For each record that follows, write out an identical copy.

-- DATA IN THIS EXERCISE follows --

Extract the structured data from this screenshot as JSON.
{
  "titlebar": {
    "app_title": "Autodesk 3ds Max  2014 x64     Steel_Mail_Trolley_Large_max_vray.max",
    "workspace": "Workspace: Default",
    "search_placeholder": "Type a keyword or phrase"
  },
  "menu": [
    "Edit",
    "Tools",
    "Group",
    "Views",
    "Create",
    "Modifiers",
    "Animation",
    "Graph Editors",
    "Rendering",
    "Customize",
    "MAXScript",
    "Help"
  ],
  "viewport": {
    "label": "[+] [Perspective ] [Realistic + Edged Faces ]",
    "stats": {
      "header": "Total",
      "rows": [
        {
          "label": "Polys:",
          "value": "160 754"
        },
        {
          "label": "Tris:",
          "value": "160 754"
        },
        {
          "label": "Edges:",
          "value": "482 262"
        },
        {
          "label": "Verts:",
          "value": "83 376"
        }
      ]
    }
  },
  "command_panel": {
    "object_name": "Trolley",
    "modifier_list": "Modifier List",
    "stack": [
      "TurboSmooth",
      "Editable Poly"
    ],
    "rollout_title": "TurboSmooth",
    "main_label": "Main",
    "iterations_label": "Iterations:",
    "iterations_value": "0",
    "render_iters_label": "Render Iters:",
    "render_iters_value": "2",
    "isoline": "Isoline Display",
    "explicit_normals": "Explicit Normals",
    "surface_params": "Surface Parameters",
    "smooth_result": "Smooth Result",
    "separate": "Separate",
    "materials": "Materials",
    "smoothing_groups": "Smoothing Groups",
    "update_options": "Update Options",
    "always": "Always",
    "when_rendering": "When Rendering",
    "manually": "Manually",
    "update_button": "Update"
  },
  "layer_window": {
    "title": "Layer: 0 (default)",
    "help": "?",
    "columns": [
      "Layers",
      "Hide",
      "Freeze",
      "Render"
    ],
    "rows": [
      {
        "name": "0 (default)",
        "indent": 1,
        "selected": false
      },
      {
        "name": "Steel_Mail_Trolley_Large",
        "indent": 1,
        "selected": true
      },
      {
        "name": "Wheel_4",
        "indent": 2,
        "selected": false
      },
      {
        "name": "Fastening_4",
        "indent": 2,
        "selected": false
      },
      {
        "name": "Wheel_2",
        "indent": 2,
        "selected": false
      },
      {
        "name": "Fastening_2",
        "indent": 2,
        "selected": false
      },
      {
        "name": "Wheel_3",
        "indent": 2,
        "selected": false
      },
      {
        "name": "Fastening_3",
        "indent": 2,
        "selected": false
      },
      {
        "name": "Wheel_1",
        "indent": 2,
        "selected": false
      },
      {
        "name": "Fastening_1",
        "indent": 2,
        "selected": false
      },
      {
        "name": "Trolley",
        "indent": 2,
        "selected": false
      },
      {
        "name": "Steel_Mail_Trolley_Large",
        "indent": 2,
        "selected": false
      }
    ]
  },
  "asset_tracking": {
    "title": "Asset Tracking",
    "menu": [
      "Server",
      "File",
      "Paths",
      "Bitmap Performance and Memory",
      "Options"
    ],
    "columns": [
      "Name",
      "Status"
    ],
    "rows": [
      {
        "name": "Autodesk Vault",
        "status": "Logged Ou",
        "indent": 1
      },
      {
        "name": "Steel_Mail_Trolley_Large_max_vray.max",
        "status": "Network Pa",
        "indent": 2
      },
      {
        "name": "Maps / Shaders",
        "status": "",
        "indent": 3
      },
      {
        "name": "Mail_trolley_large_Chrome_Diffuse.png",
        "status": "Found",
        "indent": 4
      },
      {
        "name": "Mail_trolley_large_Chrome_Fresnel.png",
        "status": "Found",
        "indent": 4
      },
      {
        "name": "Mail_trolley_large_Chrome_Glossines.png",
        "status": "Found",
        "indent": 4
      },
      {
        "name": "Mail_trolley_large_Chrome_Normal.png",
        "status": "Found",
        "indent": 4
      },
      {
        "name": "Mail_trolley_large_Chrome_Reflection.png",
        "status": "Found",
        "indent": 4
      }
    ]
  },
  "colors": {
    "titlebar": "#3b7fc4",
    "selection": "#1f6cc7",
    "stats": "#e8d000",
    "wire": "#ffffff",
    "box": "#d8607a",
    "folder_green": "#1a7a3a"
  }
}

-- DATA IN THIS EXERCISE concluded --

§ **EXERCISE OUTPUT**:
Extract the structured data from this screenshot as JSON.
{
  "titlebar": {
    "app_title": "Autodesk 3ds Max  2014 x64     Steel_Mail_Trolley_Large_max_vray.max",
    "workspace": "Workspace: Default",
    "search_placeholder": "Type a keyword or phrase"
  },
  "menu": [
    "Edit",
    "Tools",
    "Group",
    "Views",
    "Create",
    "Modifiers",
    "Animation",
    "Graph Editors",
    "Rendering",
    "Customize",
    "MAXScript",
    "Help"
  ],
  "viewport": {
    "label": "[+] [Perspective ] [Realistic + Edged Faces ]",
    "stats": {
      "header": "Total",
      "rows": [
        {
          "label": "Polys:",
          "value": "160 754"
        },
        {
          "label": "Tris:",
          "value": "160 754"
        },
        {
          "label": "Edges:",
          "value": "482 262"
        },
        {
          "label": "Verts:",
          "value": "83 376"
        }
      ]
    }
  },
  "command_panel": {
    "object_name": "Trolley",
    "modifier_list": "Modifier List",
    "stack": [
      "TurboSmooth",
      "Editable Poly"
    ],
    "rollout_title": "TurboSmooth",
    "main_label": "Main",
    "iterations_label": "Iterations:",
    "iterations_value": "0",
    "render_iters_label": "Render Iters:",
    "render_iters_value": "2",
    "isoline": "Isoline Display",
    "explicit_normals": "Explicit Normals",
    "surface_params": "Surface Parameters",
    "smooth_result": "Smooth Result",
    "separate": "Separate",
    "materials": "Materials",
    "smoothing_groups": "Smoothing Groups",
    "update_options": "Update Options",
    "always": "Always",
    "when_rendering": "When Rendering",
    "manually": "Manually",
    "update_button": "Update"
  },
  "layer_window": {
    "title": "Layer: 0 (default)",
    "help": "?",
    "columns": [
      "Layers",
      "Hide",
      "Freeze",
      "Render"
    ],
    "rows": [
      {
        "name": "0 (default)",
        "indent": 1,
        "selected": false
      },
      {
        "name": "Steel_Mail_Trolley_Large",
        "indent": 1,
        "selected": true
      },
      {
        "name": "Wheel_4",
        "indent": 2,
        "selected": false
      },
      {
        "name": "Fastening_4",
        "indent": 2,
        "selected": false
      },
      {
        "name": "Wheel_2",
        "indent": 2,
        "selected": false
      },
      {
        "name": "Fastening_2",
        "indent": 2,
        "selected": false
      },
      {
        "name": "Wheel_3",
        "indent": 2,
        "selected": false
      },
      {
        "name": "Fastening_3",
        "indent": 2,
        "selected": false
      },
      {
        "name": "Wheel_1",
        "indent": 2,
        "selected": false
      },
      {
        "name": "Fastening_1",
        "indent": 2,
        "selected": false
      },
      {
        "name": "Trolley",
        "indent": 2,
        "selected": false
      },
      {
        "name": "Steel_Mail_Trolley_Large",
        "indent": 2,
        "selected": false
      }
    ]
  },
  "asset_tracking": {
    "title": "Asset Tracking",
    "menu": [
      "Server",
      "File",
      "Paths",
      "Bitmap Performance and Memory",
      "Options"
    ],
    "columns": [
      "Name",
      "Status"
    ],
    "rows": [
      {
        "name": "Autodesk Vault",
        "status": "Logged Ou",
        "indent": 1
      },
      {
        "name": "Steel_Mail_Trolley_Large_max_vray.max",
        "status": "Network Pa",
        "indent": 2
      },
      {
        "name": "Maps / Shaders",
        "status": "",
        "indent": 3
      },
      {
        "name": "Mail_trolley_large_Chrome_Diffuse.png",
        "status": "Found",
        "indent": 4
      },
      {
        "name": "Mail_trolley_large_Chrome_Fresnel.png",
        "status": "Found",
        "indent": 4
      },
      {
        "name": "Mail_trolley_large_Chrome_Glossines.png",
        "status": "Found",
        "indent": 4
      },
      {
        "name": "Mail_trolley_large_Chrome_Normal.png",
        "status": "Found",
        "indent": 4
      },
      {
        "name": "Mail_trolley_large_Chrome_Reflection.png",
        "status": "Found",
        "indent": 4
      }
    ]
  },
  "colors": {
    "titlebar": "#3b7fc4",
    "selection": "#1f6cc7",
    "stats": "#e8d000",
    "wire": "#ffffff",
    "box": "#d8607a",
    "folder_green": "#1a7a3a"
  }
}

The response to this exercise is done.